Living microorganisms (Penicillium roqueforti and Penicillium candidum) are used, and their living conditions with regard to temperature, pH and available nutrients will largely determine how they grow, which is sometimes unpredictable. They will die if the temperature exceeds 35ºC, so they must be stored in the freezer.
INGREDIENTS (to serve 4)
1 litre water
20 gr quicklime
4 kg lactose (65%)
6 litres water
Penicillium roqueforti solution:
400 ml milk
1 gr starter
Penicillium candidum solution:
150 ml milk
3 gr starter
Apples cooked in lime solution
Sugar, 60% of the weight of the oranges
6 gr cardamom
6 gr pink pepper
2 gr star anise
10 gr juniper berries
1 gr cloves
4 fermented apples
40 gr marmalade
Apples: Peel, and shape slightly if necessary. Prepare a quicklime solution by dissolving the lime in the water. Submerge the apples and leave for 3 hours. Remove from the solution and rinse in cold water.

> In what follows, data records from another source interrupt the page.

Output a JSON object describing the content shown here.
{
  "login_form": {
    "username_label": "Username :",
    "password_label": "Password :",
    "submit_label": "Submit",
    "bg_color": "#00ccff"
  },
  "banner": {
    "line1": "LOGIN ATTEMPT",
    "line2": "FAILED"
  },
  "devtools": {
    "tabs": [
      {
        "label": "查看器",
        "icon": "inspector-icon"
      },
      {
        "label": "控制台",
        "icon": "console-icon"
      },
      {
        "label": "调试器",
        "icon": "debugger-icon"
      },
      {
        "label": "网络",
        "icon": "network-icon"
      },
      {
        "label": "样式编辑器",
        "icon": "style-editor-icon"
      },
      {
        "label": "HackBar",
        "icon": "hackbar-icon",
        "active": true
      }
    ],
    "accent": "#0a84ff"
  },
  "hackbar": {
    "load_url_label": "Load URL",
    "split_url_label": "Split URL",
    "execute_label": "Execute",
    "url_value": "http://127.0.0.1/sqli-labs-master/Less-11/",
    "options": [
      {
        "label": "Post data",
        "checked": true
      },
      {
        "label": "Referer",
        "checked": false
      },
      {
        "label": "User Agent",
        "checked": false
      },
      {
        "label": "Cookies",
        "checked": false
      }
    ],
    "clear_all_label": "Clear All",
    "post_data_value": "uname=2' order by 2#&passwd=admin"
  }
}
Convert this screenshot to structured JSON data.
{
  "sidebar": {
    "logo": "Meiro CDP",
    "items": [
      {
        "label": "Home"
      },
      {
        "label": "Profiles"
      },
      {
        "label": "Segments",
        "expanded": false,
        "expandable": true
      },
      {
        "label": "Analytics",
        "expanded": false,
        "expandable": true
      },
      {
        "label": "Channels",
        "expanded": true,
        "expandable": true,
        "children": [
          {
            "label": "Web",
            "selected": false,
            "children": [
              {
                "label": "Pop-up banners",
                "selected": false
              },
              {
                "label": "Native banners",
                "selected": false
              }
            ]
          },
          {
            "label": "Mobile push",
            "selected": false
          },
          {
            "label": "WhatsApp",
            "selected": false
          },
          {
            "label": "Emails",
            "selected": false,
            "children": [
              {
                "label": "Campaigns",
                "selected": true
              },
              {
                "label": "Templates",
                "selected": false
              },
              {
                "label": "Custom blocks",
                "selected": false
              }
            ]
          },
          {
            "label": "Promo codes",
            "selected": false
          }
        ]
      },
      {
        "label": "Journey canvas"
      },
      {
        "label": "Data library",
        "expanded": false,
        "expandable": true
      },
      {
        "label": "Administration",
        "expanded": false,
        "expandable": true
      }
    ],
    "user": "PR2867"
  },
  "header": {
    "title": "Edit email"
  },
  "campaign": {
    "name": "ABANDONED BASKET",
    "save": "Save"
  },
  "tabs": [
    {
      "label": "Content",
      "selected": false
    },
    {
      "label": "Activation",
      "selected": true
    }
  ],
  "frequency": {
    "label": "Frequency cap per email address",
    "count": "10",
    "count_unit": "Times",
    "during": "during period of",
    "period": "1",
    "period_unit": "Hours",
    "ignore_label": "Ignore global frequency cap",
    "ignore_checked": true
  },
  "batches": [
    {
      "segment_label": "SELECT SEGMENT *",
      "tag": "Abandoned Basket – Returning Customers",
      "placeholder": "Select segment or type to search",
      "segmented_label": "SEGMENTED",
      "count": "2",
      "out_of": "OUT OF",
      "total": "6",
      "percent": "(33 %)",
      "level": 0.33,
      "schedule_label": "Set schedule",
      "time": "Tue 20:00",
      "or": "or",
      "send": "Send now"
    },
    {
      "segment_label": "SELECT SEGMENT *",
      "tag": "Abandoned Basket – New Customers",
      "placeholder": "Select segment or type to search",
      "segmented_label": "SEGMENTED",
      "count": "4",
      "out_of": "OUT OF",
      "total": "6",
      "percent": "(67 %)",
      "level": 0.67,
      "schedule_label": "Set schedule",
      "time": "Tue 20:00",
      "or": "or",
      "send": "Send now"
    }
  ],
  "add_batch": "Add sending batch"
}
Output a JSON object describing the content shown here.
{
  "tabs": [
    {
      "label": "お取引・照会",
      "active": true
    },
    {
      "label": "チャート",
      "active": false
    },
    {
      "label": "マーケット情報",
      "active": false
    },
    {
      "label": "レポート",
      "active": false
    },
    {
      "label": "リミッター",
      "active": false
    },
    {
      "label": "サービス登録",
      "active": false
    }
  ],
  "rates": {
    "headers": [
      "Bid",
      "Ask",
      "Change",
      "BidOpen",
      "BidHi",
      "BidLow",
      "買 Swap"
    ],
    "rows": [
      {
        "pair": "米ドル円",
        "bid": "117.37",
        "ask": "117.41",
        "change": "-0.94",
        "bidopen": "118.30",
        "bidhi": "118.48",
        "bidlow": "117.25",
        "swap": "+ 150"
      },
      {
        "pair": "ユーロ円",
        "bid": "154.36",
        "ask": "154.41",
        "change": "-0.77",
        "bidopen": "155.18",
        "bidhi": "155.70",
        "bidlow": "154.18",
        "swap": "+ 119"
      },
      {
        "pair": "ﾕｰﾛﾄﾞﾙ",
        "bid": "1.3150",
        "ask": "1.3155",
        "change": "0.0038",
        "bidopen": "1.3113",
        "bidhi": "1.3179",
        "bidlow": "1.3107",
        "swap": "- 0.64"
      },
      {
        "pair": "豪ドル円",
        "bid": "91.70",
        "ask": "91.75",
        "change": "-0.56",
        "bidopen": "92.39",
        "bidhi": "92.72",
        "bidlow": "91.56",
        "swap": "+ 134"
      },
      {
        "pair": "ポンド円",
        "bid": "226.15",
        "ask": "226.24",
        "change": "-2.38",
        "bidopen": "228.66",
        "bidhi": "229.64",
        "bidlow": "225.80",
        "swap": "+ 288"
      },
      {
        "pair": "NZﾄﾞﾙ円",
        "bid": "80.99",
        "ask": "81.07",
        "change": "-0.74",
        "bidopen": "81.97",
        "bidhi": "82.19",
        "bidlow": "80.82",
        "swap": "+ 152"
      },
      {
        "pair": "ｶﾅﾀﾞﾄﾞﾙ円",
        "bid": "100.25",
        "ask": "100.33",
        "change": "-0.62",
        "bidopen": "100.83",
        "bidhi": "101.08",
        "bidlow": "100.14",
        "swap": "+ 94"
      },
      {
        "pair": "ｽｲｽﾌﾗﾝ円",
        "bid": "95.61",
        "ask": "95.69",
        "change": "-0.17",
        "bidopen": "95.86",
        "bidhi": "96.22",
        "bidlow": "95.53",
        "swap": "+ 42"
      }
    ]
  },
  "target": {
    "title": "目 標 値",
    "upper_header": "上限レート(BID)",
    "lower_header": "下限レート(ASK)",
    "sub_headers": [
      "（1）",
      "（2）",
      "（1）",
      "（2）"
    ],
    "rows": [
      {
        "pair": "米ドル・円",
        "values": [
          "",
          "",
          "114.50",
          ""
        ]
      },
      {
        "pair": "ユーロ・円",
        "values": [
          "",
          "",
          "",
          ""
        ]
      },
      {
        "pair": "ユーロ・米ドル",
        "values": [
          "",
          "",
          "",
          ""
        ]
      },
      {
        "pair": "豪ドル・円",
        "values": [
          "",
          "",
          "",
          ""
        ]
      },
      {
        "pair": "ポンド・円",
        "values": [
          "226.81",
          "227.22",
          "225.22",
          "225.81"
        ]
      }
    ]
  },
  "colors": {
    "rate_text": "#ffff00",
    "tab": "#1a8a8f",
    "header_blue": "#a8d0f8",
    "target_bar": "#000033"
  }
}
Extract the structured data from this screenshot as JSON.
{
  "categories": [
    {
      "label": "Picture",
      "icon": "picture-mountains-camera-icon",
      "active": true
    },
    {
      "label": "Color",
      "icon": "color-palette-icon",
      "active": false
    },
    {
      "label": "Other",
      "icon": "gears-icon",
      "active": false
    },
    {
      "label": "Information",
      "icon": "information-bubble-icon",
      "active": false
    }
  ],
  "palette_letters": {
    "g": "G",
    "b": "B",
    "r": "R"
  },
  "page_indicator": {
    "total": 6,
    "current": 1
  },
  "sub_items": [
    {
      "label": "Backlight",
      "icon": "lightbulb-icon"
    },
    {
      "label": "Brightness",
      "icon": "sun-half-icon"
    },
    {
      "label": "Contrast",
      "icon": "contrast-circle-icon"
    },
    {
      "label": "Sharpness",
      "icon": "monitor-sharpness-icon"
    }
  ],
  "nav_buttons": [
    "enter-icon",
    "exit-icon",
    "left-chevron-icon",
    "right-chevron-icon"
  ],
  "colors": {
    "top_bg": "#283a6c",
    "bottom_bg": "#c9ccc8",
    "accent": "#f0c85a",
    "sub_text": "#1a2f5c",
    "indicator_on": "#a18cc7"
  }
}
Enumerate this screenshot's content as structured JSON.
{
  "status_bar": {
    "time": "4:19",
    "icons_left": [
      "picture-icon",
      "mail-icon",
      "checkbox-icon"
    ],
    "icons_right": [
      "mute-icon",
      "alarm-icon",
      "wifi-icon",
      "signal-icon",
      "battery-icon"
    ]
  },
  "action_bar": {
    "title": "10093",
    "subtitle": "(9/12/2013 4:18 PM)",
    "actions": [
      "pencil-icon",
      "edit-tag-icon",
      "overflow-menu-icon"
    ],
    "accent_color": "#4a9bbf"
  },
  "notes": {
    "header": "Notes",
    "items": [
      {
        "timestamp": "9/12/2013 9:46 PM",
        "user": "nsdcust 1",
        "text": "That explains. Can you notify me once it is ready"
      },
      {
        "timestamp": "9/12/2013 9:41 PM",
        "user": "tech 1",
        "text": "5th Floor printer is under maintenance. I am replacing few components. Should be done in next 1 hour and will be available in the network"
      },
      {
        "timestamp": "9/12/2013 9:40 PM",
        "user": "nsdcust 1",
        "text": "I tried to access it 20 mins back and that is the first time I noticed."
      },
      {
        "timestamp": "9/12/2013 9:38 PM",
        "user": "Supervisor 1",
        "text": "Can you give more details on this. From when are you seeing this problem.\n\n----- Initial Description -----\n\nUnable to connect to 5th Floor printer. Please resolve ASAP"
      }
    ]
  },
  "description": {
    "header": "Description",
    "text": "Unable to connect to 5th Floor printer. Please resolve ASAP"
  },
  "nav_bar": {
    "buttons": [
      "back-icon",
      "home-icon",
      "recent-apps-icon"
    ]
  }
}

Prepare a syrup with the water and lactose. Cook the apples in the syrup for 30 to 40 minutes over a gentle heat so that they do not burst, until soft inside. Remove from the heat and leave to cool in the syrup. They must not be overcooked or they will lose their shape. Make a hole at the base of the apples and remove the flesh, leaving only the skin formed by the lime. Set aside.
Penicillium roqueforti solution: Dissolve the penicillium in the milk.
Penicillium candidum solution: Dissolve the penicillium in the milk.
Inoculation: Submerge the apples in the penicillium roqueforti solution and transfer to a pan together with two napkins to soak up any surplus liquid.
Brush the apples with the penicillium candidum solution, using a disinfected brush. Transfer to a new pan with a clean napkin.
Leave to ferment for 3 days or approximately 72 hours at room temperature (23-30ºC) or in a hot closet, until they turn blue and white.
Marmalade: Peel the oranges down to the flesh. Lightly press the segments to squeeze out some of the juice. Transfer to a pan and add 60% of their weight in sugar plus the spices. Cook over a high heat until the liquid evaporates, then cook slowly until the sugar caramelises a little and the texture of jam is obtained. Blend to make a thin marmalade.
Fill the fermented apples with the marmalade, taking care to not leave any traces on the fungus.